These consumers have different needs from the previous group, so they respond to a completely different set of marketing themes. They often judge a company as “budget” if they see the themes used for the occasional user group. Instead, they are attracted to the following themes:
- Professional service: These customers are willing to pay more in exchange for confidence that the job will be done correctly the first time and that their entire experience will be a good one.
- Knowledge/credentials: Evidence of certification, relevant education, industry involvement and external business validation (i.e., BBB and social review sites) provides the customer confidence that a company knows how to do the job.
- Expertise: They don’t want someone learning on their job.
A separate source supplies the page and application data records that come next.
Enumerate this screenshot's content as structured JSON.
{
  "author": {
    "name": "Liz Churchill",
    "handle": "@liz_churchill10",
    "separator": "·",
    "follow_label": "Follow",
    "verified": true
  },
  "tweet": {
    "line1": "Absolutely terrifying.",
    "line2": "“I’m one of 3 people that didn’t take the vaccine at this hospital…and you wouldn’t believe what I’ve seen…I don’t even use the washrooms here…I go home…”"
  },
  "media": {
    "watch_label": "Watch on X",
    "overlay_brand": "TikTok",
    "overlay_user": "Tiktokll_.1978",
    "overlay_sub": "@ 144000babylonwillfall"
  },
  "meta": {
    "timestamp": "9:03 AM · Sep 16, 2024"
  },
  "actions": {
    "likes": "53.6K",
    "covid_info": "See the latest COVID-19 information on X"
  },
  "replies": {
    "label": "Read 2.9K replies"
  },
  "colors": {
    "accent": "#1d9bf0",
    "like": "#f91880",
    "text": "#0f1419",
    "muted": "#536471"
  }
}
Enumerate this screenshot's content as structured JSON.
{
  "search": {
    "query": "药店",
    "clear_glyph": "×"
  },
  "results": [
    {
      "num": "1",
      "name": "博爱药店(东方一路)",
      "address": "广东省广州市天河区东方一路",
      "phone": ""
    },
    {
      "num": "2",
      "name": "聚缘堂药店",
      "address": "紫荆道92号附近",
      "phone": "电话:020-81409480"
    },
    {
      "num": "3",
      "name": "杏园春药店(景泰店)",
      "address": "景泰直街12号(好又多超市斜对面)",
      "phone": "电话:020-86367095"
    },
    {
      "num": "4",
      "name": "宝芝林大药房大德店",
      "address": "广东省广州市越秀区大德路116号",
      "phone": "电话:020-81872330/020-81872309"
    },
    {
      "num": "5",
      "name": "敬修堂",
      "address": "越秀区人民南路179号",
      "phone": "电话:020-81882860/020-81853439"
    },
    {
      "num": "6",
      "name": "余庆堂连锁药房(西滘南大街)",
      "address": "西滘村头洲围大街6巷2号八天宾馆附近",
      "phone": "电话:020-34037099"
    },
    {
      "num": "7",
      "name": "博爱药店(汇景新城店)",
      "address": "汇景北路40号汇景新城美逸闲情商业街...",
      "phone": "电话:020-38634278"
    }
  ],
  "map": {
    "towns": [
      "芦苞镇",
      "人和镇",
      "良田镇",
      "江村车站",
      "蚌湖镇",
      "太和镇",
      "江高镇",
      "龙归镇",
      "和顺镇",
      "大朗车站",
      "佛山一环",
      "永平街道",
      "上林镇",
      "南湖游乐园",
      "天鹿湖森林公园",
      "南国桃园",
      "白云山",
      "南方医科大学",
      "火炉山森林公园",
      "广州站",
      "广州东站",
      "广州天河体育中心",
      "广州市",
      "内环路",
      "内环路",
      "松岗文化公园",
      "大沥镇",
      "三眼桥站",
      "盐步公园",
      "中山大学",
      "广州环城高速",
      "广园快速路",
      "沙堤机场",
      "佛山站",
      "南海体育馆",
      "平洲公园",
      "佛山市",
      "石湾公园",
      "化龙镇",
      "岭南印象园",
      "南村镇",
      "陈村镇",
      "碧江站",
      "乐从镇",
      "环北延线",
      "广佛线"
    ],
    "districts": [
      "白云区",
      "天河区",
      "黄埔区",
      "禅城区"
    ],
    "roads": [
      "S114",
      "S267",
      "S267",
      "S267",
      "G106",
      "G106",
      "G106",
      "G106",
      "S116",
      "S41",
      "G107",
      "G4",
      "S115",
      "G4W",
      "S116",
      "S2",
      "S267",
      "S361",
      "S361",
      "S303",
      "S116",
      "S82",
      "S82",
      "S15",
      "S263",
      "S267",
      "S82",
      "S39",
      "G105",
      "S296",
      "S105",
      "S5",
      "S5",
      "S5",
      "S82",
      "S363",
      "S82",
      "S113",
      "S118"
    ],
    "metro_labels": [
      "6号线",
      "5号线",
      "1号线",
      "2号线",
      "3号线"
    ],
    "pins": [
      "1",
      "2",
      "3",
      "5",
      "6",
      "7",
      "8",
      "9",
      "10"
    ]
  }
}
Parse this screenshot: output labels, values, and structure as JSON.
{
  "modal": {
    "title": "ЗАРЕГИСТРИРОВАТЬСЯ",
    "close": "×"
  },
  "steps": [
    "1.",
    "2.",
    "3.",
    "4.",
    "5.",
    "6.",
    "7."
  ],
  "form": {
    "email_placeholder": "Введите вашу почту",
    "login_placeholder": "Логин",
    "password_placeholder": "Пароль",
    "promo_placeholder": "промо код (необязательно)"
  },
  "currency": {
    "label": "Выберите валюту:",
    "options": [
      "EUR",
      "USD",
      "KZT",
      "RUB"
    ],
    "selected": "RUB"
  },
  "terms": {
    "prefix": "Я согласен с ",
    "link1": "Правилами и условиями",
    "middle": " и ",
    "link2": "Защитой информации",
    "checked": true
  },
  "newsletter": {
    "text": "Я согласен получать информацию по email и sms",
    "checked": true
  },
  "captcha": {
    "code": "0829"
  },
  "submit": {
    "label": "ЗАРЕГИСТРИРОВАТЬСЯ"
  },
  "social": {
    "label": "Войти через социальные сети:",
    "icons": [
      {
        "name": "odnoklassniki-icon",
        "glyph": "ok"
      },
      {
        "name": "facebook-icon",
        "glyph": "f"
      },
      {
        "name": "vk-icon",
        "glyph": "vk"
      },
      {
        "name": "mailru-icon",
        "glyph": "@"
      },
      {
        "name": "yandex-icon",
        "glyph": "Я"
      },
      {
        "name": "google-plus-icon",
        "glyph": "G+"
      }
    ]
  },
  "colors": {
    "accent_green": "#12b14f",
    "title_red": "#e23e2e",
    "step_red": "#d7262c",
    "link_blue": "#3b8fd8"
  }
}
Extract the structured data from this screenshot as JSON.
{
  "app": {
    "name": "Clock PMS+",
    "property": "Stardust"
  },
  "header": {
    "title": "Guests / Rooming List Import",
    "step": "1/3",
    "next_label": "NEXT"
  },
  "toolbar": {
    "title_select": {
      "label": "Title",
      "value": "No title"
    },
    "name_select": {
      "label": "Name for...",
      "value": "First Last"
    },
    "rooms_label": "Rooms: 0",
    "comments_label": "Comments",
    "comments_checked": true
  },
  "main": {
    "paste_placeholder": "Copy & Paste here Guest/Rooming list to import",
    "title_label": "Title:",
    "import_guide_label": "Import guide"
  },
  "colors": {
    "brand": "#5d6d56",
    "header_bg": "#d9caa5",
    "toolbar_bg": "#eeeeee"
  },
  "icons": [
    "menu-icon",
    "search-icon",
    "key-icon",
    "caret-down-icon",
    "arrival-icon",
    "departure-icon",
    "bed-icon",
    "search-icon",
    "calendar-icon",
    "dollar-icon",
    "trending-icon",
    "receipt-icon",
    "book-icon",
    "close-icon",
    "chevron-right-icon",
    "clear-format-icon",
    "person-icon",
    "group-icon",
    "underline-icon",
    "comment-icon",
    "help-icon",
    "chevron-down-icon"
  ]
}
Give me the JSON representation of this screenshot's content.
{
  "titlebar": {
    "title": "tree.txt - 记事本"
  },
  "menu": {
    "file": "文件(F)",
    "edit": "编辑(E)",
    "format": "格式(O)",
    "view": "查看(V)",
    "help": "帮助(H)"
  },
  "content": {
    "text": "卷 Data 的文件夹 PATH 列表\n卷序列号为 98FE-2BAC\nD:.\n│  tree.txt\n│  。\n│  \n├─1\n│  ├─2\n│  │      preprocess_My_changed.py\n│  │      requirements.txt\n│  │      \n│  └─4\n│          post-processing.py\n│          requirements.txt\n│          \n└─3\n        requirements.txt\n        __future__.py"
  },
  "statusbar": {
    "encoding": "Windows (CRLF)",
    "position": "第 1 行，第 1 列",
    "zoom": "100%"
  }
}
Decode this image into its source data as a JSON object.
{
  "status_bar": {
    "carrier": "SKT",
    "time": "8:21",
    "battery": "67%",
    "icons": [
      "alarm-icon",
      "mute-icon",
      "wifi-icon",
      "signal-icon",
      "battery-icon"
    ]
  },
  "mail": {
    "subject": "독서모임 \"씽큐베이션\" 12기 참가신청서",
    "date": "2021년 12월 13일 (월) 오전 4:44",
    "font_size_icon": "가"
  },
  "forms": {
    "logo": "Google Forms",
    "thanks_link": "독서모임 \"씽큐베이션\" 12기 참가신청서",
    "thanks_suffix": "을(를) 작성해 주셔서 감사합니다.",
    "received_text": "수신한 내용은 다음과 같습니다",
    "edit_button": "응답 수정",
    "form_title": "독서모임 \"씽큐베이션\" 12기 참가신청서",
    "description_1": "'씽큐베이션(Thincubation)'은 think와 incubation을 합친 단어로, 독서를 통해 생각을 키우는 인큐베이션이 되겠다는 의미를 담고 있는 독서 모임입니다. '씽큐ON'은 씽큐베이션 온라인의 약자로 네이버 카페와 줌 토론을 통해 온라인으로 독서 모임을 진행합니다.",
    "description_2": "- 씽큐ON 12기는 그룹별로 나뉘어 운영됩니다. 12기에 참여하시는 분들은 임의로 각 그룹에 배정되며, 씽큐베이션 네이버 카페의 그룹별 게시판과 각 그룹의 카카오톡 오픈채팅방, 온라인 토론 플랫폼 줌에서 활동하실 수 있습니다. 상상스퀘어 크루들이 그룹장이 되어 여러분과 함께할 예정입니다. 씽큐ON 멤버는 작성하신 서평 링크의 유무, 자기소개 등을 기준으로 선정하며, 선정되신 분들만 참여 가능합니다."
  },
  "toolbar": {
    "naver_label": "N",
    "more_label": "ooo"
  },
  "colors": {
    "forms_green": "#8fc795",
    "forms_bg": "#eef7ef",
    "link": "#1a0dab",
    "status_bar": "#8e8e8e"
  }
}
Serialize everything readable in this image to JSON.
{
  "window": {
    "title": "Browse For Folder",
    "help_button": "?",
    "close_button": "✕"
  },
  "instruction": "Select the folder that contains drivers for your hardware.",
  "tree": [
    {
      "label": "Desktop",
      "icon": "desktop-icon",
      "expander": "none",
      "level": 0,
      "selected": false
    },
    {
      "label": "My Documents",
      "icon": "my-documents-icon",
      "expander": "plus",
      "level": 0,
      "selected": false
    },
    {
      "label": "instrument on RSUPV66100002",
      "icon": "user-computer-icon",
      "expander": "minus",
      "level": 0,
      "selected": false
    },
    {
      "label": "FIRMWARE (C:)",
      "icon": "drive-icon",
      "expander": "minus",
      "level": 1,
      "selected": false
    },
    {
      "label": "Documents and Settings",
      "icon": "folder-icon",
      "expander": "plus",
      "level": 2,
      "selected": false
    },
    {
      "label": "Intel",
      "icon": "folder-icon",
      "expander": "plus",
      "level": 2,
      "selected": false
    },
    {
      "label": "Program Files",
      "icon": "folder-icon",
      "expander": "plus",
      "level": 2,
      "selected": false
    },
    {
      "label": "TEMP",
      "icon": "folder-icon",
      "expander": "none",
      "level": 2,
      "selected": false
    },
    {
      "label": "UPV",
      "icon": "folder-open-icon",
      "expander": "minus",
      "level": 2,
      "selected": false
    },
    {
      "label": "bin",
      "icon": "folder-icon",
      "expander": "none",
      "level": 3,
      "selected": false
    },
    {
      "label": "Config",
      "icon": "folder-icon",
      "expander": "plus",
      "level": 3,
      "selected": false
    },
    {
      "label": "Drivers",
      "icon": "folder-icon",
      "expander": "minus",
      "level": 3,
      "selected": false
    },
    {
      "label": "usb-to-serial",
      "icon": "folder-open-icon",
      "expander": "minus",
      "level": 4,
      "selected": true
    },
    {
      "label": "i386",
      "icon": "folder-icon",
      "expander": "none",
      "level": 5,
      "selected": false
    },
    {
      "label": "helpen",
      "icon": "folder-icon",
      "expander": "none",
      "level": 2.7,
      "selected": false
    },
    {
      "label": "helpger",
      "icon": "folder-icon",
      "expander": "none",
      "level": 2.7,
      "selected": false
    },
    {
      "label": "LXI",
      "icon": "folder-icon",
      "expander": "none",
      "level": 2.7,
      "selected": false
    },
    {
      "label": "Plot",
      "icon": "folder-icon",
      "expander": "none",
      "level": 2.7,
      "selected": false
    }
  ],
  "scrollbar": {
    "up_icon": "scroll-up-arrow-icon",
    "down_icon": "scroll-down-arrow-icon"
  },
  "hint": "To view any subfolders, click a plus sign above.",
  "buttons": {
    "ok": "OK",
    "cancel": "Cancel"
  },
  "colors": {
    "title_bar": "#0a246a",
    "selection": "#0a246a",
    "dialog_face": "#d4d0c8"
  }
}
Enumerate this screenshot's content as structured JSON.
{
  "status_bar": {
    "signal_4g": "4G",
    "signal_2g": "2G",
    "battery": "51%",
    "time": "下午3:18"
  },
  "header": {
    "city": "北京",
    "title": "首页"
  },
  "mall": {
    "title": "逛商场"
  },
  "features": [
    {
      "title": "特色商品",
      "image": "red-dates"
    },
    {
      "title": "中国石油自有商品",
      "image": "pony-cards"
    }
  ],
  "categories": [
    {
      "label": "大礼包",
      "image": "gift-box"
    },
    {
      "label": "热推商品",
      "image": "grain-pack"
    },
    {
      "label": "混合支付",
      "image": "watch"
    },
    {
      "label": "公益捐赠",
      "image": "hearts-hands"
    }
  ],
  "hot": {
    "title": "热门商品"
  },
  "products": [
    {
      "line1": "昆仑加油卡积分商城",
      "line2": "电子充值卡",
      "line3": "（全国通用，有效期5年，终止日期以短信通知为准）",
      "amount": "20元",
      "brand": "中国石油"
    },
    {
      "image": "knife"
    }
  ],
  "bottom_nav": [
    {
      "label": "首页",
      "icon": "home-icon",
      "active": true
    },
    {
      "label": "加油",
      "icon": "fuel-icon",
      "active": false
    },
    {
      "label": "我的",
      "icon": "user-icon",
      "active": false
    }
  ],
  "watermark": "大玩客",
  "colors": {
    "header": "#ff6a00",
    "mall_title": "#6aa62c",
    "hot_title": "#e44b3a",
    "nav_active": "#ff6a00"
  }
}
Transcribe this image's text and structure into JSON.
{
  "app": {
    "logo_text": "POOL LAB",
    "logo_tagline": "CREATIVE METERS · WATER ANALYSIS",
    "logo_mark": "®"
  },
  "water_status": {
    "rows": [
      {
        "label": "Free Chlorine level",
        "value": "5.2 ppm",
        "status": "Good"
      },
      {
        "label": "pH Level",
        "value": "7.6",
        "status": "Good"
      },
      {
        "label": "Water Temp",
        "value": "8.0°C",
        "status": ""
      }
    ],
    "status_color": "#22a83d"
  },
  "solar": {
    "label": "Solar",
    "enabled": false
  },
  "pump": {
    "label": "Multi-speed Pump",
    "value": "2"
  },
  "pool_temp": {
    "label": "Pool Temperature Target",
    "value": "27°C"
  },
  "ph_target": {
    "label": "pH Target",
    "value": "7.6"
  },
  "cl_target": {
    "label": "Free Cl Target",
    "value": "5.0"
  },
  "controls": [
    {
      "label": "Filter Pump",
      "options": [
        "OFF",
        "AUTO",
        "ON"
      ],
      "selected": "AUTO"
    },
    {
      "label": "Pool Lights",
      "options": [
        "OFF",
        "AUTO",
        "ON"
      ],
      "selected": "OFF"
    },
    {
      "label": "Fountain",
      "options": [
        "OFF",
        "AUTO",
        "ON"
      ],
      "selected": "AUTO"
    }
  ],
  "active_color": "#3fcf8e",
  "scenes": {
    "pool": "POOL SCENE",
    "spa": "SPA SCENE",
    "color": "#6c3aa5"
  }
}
They want to know that the company has been around and is sufficiently experienced.
- Confidence: They want to sense the company is confident in what they do and able to give quality advice and solve problems.
- Photos of nice homes: These consumers have nice homes and would like to see photos of the company working in equally nice (and better) homes.
This consumer group should be the goal market for most companies. The profitability is far greater since no advertising expense or discounts are generally required. These customers are willing to pay higher prices, and their homes are significantly cleaner than the previous group, making the jobs quicker.
The challenge in obtaining these clients is that you cannot win them directly. These customers are generally acquired via referrals. Occasional users rarely convert to regular users. Still, do not neglect to advertise to them, since referrals from occasional users can lead to more desirable customers.
Just because regular users will likely call the same company again next time does not mean they would not change companies if they found a better option. Quality service is rare, and many of these customers will gladly switch to a company providing more of the traits just listed.
If startup companies want to grow beyond their dependence on occasional users, they will need to implement a good follow-up system. It is the process of staying in touch with customers that leads to developing and holding onto repeat and referral customers.
A good clientele doesn’t just happen
All customers are not the same. Make a conscious decision and apply your focused attention in order to build a clientele that is both profitable and enjoyable to work for.
Evaluate what marketing themes you are using for your company. If the first question callers ask is “How much do you charge?” you are probably using the themes that occasional users are looking for. This can be helpful in the start-up stage. Make the most of your occasional users by encouraging them to write Yelp reviews or refer you to their friends and family.
When you are ready to attract a more regular clientele, make the adjustments needed to reach those customers. Implement a follow-up system to keep them coming back and remind them to refer their friends.
Knowing and understanding the differences between the three consumer groups can inform your marketing and advertising strategy for maximum success throughout your career.
The time has come to take control. The clientele you want is within your reach.
Steve Marsh is a 40-year veteran of the carpet cleaning industry, an instructor and a Senior Carpet Inspector. He helps home-service companies quickly establish profitable clienteles and then progress on to serve higher quality customers. To help companies achieve these goals he created the step-by-step programs Single Truck Success and Be Competition Free. For more information, visit www.professional-carpet-cleaning-service.com.